Spectral albedo of seasonal snow during intensive melt period at Sodankylä, beyond the Arctic Circle O. Meinander1, S. Kazadzis2, A. Arola3, A. Riihelä1, P. Räisänen1, R. Kivi4, A. Kontu4, R. Kouznetsov1, M. Sofiev1, J. Svensson1, H. Suokanerva4, V. Aaltonen1, T. Manninen1, J.-L. Roujean5, and O. Hautecoeur5 1Finnish Meteorological Institute, P.O. Box 503, 00101 Helsinki, Finland 2Institute for Environmental Research and Sustainable Development, National Observatory of Athens, Greece 3Finnish Meteorological Institute, Kuopio Unit, P.O. Box 1627, 70211 Kuopio, Finland 4Finnish Meteorological Institute, Arctic Research Centre, Tähteläntie 62, 99600 Sodankylä, Finland 5Meteo-France/Centre National de la Recherche Scientifique (CNRS), Toulouse, France
Abstract. We have measured spectral albedo, as well as ancillary parameters, of
seasonal European Arctic snow at Sodankylä, Finland (67°22' N, 26°39' E).
The springtime intensive melt period was observed during the Snow
Reflectance Transition Experiment (SNORTEX) in April 2009. The upwelling
and downwelling spectral irradiance, measured at 290–550 nm with a double
monochromator spectroradiometer, revealed albedo values of ~0.5–0.7
for the ultraviolet and visible range, both under clear sky and
variable cloudiness. During the most intensive snowmelt period of four
days, albedo decreased from 0.65 to 0.45 at 330 nm, and from 0.72 to 0.53 at
450 nm. In the literature, the UV and VIS albedo for clean snow are
~0.97–0.99, consistent with the extremely small absorption
coefficient of ice in this spectral region.

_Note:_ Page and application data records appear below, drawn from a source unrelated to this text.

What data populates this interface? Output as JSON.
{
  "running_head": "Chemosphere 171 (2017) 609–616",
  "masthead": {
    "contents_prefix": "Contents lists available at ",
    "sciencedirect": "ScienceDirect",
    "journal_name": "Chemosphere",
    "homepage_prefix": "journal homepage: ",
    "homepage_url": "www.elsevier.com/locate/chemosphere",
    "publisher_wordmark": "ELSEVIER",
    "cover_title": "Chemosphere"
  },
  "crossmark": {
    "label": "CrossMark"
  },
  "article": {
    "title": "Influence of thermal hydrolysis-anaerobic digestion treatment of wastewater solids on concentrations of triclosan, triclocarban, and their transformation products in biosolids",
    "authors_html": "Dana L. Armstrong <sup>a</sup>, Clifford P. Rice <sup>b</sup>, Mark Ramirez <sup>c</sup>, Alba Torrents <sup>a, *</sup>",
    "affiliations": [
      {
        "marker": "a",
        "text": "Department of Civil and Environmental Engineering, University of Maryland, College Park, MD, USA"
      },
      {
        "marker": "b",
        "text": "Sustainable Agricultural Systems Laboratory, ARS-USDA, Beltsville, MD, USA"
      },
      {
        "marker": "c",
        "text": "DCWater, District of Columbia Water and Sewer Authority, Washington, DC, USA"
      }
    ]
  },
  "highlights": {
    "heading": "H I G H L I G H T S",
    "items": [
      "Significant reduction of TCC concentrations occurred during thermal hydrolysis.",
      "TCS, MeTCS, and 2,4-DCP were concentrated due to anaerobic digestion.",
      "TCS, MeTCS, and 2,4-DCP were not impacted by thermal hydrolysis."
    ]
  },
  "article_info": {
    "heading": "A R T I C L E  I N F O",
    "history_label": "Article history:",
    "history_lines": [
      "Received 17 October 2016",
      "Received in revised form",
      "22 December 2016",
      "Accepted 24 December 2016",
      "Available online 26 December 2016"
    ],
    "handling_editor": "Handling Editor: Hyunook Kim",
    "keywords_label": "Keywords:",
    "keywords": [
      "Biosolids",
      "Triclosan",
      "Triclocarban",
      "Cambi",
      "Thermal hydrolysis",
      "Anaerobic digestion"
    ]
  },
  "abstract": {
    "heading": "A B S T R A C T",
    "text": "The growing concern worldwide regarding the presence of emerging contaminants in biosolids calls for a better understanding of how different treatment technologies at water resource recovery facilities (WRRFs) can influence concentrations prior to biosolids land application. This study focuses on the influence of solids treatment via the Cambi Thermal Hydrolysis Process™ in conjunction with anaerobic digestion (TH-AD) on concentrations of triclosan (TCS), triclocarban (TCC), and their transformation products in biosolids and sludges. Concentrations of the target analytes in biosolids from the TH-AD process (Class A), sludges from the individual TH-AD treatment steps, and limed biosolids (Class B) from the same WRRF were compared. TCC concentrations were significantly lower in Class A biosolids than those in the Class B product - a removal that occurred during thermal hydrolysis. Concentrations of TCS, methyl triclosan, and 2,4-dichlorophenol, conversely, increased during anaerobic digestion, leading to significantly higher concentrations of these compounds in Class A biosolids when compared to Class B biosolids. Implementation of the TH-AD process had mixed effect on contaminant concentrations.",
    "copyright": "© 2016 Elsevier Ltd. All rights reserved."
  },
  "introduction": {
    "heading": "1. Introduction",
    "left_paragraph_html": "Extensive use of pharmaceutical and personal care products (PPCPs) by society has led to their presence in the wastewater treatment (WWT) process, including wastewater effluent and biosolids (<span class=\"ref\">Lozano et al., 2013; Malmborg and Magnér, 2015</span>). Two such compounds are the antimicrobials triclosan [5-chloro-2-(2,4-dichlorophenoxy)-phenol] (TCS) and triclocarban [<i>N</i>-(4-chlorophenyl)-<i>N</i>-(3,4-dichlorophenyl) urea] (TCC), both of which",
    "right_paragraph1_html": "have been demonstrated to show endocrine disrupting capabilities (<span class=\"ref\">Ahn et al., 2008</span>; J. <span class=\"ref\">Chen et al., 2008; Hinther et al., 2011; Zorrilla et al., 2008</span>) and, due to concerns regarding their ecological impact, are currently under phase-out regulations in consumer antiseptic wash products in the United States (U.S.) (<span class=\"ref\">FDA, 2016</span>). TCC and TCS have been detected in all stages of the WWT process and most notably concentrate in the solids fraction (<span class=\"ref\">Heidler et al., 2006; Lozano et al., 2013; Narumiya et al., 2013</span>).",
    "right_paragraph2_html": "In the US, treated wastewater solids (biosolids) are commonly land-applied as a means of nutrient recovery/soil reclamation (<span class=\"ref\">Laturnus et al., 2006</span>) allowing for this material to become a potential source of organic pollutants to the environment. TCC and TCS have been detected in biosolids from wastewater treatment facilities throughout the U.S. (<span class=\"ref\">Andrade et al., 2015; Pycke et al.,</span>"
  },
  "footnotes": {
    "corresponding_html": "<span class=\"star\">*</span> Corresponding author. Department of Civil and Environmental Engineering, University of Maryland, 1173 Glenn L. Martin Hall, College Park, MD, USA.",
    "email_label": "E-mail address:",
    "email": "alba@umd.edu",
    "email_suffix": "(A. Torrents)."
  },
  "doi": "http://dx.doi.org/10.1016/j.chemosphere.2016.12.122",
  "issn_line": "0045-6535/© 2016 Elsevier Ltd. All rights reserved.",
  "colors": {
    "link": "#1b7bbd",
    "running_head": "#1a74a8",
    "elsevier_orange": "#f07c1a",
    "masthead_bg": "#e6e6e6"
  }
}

Our low albedo values were
supported by two independent simultaneous broadband albedo measurements, and
simulated albedo data. We explain the low albedo values to be due to (i)
large snow grain sizes up to ~3 mm in diameter; (ii) meltwater surrounding the grains and increasing the effective grain size; (iii)
absorption caused by impurities in the snow, with concentration of elemental
carbon (black carbon) in snow of 87 ppb, and organic carbon 2894 ppb, at the
time of albedo measurements. The high concentrations of carbon, detected by
the thermal–optical method, were due to air masses originating from the Kola
Peninsula, Russia, where mining and refining industries are located.
Citation: Meinander, O., Kazadzis, S., Arola, A., Riihelä, A., Räisänen, P., Kivi, R., Kontu, A., Kouznetsov, R., Sofiev, M., Svensson, J., Suokanerva, H., Aaltonen, V., Manninen, T., Roujean, J.-L., and Hautecoeur, O.: Spectral albedo of seasonal snow during intensive melt period at Sodankylä, beyond the Arctic Circle, Atmos. Chem. Phys., 13, 3793-3810, doi:10.5194/acp-13-3793-2013, 2013.